"What we learn from these flights will help us to better interpret satellite remote sensing of air quality from geostationary orbit in the future," said NASA scientist Jim Crawford, a principal investigator on DISCOVER-AQ. "It also will help us to define the best combination of instruments on the ground to connect air quality monitoring networks with satellite information."
The DISCOVER-AQ flights and ground observations will focus on the northern Front Range, while FRAPP will gather measurements from the surrounding region.
In all, approximately 200 scientists, technicians, pilots, and students from around the country will converge on the Front Range for the combined projects.
The researchers will quantify emissions from industrial facilities, power plants, motor vehicles, agricultural operations, oil and gas drilling, fires, and other sources. They also will measure naturally occurring emissions from trees and other plants that then combine with emissions generated by human activity to form ozone and other pollutants.
Colorado, like other states, relies on a limited number of ground-based stations to monitor air quality and help guide statewide policies and permitting.
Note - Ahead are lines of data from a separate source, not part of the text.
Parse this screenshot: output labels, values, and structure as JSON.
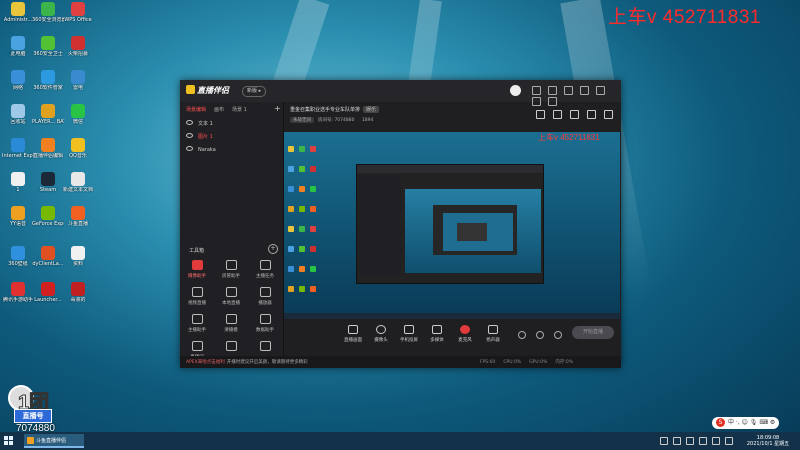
{
  "watermark": "上车v 452711831",
  "desktop_icons": [
    {
      "label": "Administr...",
      "color": "#e8c53a"
    },
    {
      "label": "360安全浏览器",
      "color": "#3bb54a"
    },
    {
      "label": "WPS Office",
      "color": "#e04040"
    },
    {
      "label": "此电脑",
      "color": "#4aa3e0"
    },
    {
      "label": "360安全卫士",
      "color": "#52c234"
    },
    {
      "label": "火柴招募",
      "color": "#d03030"
    },
    {
      "label": "网络",
      "color": "#3a90d8"
    },
    {
      "label": "360软件管家",
      "color": "#2c9ae0"
    },
    {
      "label": "雷电",
      "color": "#3a8ad0"
    },
    {
      "label": "回收站",
      "color": "#9fc7e8"
    },
    {
      "label": "PLAYER... BATTLEGR...",
      "color": "#e0a020"
    },
    {
      "label": "微信",
      "color": "#28c445"
    },
    {
      "label": "Internet Explorer",
      "color": "#2a8ad8"
    },
    {
      "label": "直播伴侣编辑",
      "color": "#f08020"
    },
    {
      "label": "QQ音乐",
      "color": "#f0c020"
    },
    {
      "label": "1",
      "color": "#f0f0f0"
    },
    {
      "label": "Steam",
      "color": "#1b2838"
    },
    {
      "label": "新建文本文档",
      "color": "#e8e8e8"
    },
    {
      "label": "YY语音",
      "color": "#f0a020"
    },
    {
      "label": "GeForce Experience",
      "color": "#76b900"
    },
    {
      "label": "斗鱼直播",
      "color": "#f06020"
    },
    {
      "label": "360壁纸",
      "color": "#3090e0"
    },
    {
      "label": "dyClientLa...",
      "color": "#e05020"
    },
    {
      "label": "资料",
      "color": "#f0f0f0"
    },
    {
      "label": "腾讯手游助手",
      "color": "#e03030"
    },
    {
      "label": "Launcher...",
      "color": "#d02020"
    },
    {
      "label": "毒液的",
      "color": "#c02020"
    }
  ],
  "window": {
    "logo": "直播伴侣",
    "plan_pill": "新版 ▸",
    "scene_tabs": [
      "场景编辑",
      "画布",
      "场景 1"
    ],
    "sources": [
      "文本 1",
      "图片 1",
      "Naraka"
    ],
    "tools_title": "工具箱",
    "tools": [
      "摄像助手",
      "房管助手",
      "主播任务",
      "视频直播",
      "本地直播",
      "播放器",
      "主播助手",
      "清播模",
      "数据助手",
      "直播间",
      "",
      ""
    ],
    "room_title": "重金召集职业选手专业车队单排",
    "room_badge": "娱乐",
    "room_category_chip": "永劫无间",
    "room_id_label": "房间号: 7074880",
    "room_fans": "1894",
    "preview_watermark": "上车v 452711831",
    "controls": [
      "直播画面",
      "摄像头",
      "手机投屏",
      "多媒体",
      "麦克风",
      "扬声器"
    ],
    "go_live": "开始直播",
    "notice_tag": "APEX来啦点击福利",
    "notice_text": "开播时建议开启美颜，敬请期待更多精彩",
    "stats": [
      "FPS:60",
      "CPU:0%",
      "GPU:0%",
      "内存:0%"
    ]
  },
  "streamer_badge": {
    "big": "1团",
    "box": "直播号",
    "number": "7074880"
  },
  "taskbar": {
    "app_label": "斗鱼直播伴侣",
    "time": "18:09:08",
    "date": "2021/10/1 星期五"
  },
  "ime_label": "中 ·, ☺ 🎙 ⌨ ⚙"
}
But a full, three-dimensional picture of the processes that affect air quality, including conditions far upwind and high up in the atmosphere, requires a three-pronged approach with measurements from aircraft, satellites, and the ground.
"By bringing together aircraft, satellites, and ground-based instruments, we can analyze the amounts and types of pollutants that are emitted in the Front Range as well as transported from other places, how they evolve, a
|Contact: David Hosansky